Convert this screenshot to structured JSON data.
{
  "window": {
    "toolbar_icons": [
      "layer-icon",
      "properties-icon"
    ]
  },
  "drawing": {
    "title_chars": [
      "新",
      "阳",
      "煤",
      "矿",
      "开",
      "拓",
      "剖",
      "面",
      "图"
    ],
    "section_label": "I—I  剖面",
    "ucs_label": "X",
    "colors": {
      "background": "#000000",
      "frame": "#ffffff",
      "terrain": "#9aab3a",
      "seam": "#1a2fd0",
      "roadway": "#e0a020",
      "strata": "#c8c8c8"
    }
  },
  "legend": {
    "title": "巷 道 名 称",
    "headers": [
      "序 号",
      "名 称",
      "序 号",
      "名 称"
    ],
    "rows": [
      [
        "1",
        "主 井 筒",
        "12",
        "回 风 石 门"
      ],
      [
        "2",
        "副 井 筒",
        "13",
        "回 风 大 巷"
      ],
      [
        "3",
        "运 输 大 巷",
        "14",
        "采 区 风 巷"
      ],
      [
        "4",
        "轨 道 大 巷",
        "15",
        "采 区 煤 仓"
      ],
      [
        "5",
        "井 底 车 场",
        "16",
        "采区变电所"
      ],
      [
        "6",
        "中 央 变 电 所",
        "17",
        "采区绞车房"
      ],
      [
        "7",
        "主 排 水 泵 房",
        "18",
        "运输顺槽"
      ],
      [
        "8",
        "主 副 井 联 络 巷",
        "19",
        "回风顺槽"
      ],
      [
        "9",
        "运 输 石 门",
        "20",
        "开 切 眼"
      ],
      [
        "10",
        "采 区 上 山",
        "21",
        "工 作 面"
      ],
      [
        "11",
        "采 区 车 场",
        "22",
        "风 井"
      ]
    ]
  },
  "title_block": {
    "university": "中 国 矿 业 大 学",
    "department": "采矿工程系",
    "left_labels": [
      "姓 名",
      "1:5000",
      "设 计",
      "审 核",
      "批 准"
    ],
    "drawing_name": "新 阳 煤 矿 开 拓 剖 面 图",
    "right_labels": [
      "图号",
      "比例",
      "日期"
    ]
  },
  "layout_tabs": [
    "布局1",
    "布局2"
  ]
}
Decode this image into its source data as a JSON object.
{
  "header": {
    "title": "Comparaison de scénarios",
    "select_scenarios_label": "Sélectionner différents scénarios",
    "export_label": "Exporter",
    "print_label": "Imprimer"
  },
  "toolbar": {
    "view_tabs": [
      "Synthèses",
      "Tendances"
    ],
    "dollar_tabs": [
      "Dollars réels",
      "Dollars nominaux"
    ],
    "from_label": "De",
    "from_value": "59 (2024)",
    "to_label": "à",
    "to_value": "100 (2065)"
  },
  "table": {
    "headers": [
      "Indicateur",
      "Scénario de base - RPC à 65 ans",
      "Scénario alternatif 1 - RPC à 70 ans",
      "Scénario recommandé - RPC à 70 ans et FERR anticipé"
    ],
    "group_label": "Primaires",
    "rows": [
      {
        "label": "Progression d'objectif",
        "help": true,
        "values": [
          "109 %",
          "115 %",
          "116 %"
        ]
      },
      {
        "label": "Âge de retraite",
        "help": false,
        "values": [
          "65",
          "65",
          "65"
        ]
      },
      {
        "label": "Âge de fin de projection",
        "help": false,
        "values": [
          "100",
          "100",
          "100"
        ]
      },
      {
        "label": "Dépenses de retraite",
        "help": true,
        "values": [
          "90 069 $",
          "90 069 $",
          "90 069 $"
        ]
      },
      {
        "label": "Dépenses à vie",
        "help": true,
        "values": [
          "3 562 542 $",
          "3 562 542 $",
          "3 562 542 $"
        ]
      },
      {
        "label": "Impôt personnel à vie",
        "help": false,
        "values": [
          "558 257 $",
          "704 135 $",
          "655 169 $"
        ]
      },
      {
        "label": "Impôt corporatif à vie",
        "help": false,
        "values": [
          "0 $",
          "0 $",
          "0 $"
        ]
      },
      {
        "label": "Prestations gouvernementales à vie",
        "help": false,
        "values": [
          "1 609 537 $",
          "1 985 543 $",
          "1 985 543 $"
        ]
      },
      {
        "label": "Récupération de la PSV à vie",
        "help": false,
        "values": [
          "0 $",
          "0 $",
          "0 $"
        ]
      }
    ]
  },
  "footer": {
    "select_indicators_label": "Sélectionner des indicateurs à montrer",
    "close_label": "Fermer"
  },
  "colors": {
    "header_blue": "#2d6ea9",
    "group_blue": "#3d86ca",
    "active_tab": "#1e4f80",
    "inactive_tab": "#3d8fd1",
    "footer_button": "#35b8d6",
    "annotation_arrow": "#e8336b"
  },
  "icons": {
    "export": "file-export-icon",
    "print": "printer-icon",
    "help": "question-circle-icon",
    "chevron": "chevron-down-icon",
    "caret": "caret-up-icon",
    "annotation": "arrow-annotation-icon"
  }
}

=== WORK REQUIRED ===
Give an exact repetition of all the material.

=== FINISHED EXERCISE ===
Convert this screenshot to structured JSON data.
{
  "window": {
    "toolbar_icons": [
      "layer-icon",
      "properties-icon"
    ]
  },
  "drawing": {
    "title_chars": [
      "新",
      "阳",
      "煤",
      "矿",
      "开",
      "拓",
      "剖",
      "面",
      "图"
    ],
    "section_label": "I—I  剖面",
    "ucs_label": "X",
    "colors": {
      "background": "#000000",
      "frame": "#ffffff",
      "terrain": "#9aab3a",
      "seam": "#1a2fd0",
      "roadway": "#e0a020",
      "strata": "#c8c8c8"
    }
  },
  "legend": {
    "title": "巷 道 名 称",
    "headers": [
      "序 号",
      "名 称",
      "序 号",
      "名 称"
    ],
    "rows": [
      [
        "1",
        "主 井 筒",
        "12",
        "回 风 石 门"
      ],
      [
        "2",
        "副 井 筒",
        "13",
        "回 风 大 巷"
      ],
      [
        "3",
        "运 输 大 巷",
        "14",
        "采 区 风 巷"
      ],
      [
        "4",
        "轨 道 大 巷",
        "15",
        "采 区 煤 仓"
      ],
      [
        "5",
        "井 底 车 场",
        "16",
        "采区变电所"
      ],
      [
        "6",
        "中 央 变 电 所",
        "17",
        "采区绞车房"
      ],
      [
        "7",
        "主 排 水 泵 房",
        "18",
        "运输顺槽"
      ],
      [
        "8",
        "主 副 井 联 络 巷",
        "19",
        "回风顺槽"
      ],
      [
        "9",
        "运 输 石 门",
        "20",
        "开 切 眼"
      ],
      [
        "10",
        "采 区 上 山",
        "21",
        "工 作 面"
      ],
      [
        "11",
        "采 区 车 场",
        "22",
        "风 井"
      ]
    ]
  },
  "title_block": {
    "university": "中 国 矿 业 大 学",
    "department": "采矿工程系",
    "left_labels": [
      "姓 名",
      "1:5000",
      "设 计",
      "审 核",
      "批 准"
    ],
    "drawing_name": "新 阳 煤 矿 开 拓 剖 面 图",
    "right_labels": [
      "图号",
      "比例",
      "日期"
    ]
  },
  "layout_tabs": [
    "布局1",
    "布局2"
  ]
}
Decode this image into its source data as a JSON object.
{
  "header": {
    "title": "Comparaison de scénarios",
    "select_scenarios_label": "Sélectionner différents scénarios",
    "export_label": "Exporter",
    "print_label": "Imprimer"
  },
  "toolbar": {
    "view_tabs": [
      "Synthèses",
      "Tendances"
    ],
    "dollar_tabs": [
      "Dollars réels",
      "Dollars nominaux"
    ],
    "from_label": "De",
    "from_value": "59 (2024)",
    "to_label": "à",
    "to_value": "100 (2065)"
  },
  "table": {
    "headers": [
      "Indicateur",
      "Scénario de base - RPC à 65 ans",
      "Scénario alternatif 1 - RPC à 70 ans",
      "Scénario recommandé - RPC à 70 ans et FERR anticipé"
    ],
    "group_label": "Primaires",
    "rows": [
      {
        "label": "Progression d'objectif",
        "help": true,
        "values": [
          "109 %",
          "115 %",
          "116 %"
        ]
      },
      {
        "label": "Âge de retraite",
        "help": false,
        "values": [
          "65",
          "65",
          "65"
        ]
      },
      {
        "label": "Âge de fin de projection",
        "help": false,
        "values": [
          "100",
          "100",
          "100"
        ]
      },
      {
        "label": "Dépenses de retraite",
        "help": true,
        "values": [
          "90 069 $",
          "90 069 $",
          "90 069 $"
        ]
      },
      {
        "label": "Dépenses à vie",
        "help": true,
        "values": [
          "3 562 542 $",
          "3 562 542 $",
          "3 562 542 $"
        ]
      },
      {
        "label": "Impôt personnel à vie",
        "help": false,
        "values": [
          "558 257 $",
          "704 135 $",
          "655 169 $"
        ]
      },
      {
        "label": "Impôt corporatif à vie",
        "help": false,
        "values": [
          "0 $",
          "0 $",
          "0 $"
        ]
      },
      {
        "label": "Prestations gouvernementales à vie",
        "help": false,
        "values": [
          "1 609 537 $",
          "1 985 543 $",
          "1 985 543 $"
        ]
      },
      {
        "label": "Récupération de la PSV à vie",
        "help": false,
        "values": [
          "0 $",
          "0 $",
          "0 $"
        ]
      }
    ]
  },
  "footer": {
    "select_indicators_label": "Sélectionner des indicateurs à montrer",
    "close_label": "Fermer"
  },
  "colors": {
    "header_blue": "#2d6ea9",
    "group_blue": "#3d86ca",
    "active_tab": "#1e4f80",
    "inactive_tab": "#3d8fd1",
    "footer_button": "#35b8d6",
    "annotation_arrow": "#e8336b"
  },
  "icons": {
    "export": "file-export-icon",
    "print": "printer-icon",
    "help": "question-circle-icon",
    "chevron": "chevron-down-icon",
    "caret": "caret-up-icon",
    "annotation": "arrow-annotation-icon"
  }
}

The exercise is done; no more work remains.